Jack Glen Sr. (1891–1983) was a forest ranger from 1920 to 1945 in the foothills of the upper Athabasca. Produced by the fRI Research Forest History Program, the free ebook Mountain Trails tells of the adventures, colourful characters and challenges of bringing order and law to a previously untracked and mostly uninhabited wilderness. Below is an excerpt from Chapter One: First Days on the Trail.
“I was told to call a Mr. Badgley at the King Edward Hotel. Wondering who this might be, I called the number given and all doubt was removed when he answered, ‘Badgley from the Dominion Forest Service here. Are you the gentleman who applied for that civil service position in the Athabasca Forest Reserve quite some time ago, and if so, are you still available?’ I answered yes to both questions, and we agreed to meet the next morning. Wild horses could not have kept me away.

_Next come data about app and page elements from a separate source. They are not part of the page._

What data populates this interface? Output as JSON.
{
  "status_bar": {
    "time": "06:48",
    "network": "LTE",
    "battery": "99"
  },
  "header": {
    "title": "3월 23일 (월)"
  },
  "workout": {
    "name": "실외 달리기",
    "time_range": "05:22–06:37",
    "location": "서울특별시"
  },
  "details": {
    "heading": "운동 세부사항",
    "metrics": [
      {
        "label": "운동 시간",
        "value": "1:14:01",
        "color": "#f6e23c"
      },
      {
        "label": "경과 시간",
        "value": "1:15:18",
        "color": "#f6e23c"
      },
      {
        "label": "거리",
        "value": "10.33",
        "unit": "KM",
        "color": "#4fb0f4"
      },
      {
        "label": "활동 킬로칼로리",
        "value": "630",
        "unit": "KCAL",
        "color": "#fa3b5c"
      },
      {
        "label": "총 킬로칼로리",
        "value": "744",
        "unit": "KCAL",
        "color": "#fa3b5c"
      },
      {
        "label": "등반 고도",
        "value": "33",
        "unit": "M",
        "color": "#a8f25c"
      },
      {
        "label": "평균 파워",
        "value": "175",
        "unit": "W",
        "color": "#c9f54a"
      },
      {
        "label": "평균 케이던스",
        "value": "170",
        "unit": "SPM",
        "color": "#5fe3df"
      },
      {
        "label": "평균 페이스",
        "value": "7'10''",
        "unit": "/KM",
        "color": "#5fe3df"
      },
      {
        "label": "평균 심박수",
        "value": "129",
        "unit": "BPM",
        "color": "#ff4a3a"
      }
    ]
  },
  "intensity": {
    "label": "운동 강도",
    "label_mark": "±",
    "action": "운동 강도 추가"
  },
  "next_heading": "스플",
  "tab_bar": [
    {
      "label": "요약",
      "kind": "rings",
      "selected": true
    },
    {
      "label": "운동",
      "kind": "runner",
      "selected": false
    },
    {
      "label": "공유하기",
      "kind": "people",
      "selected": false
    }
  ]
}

“Next day, we shook hands and he sized me up for a few seconds before getting down to business.
“‘It’s a dangerous job,’ he said, ‘and you’ll have to be alert at all times. It’s one of the best big game countries in the North American continent. Especially now, after the war, due to lack of ammunition the game animals have been left unmolested.’ He continued with a twinkle in his eye, ‘But that doesn’t make the grizzly bear any more kindly disposed towards the human race. There’ll be swollen rivers to cross, snow slides in the mountains, dangerous ice, venemous insects and forest fires. On the credit side of the ledger, our Forest Reserve has everything that a young red-blooded man could wish for. The fishing is wonderful and the big game is plentiful. Tourists from every part of the world are spending thousands of dollars to see what you will be seeing free. You may run into a few lawless characters, but with your Mounted Police training you would no doubt know how to handle them.’
“Needless to say, my answer was yes.”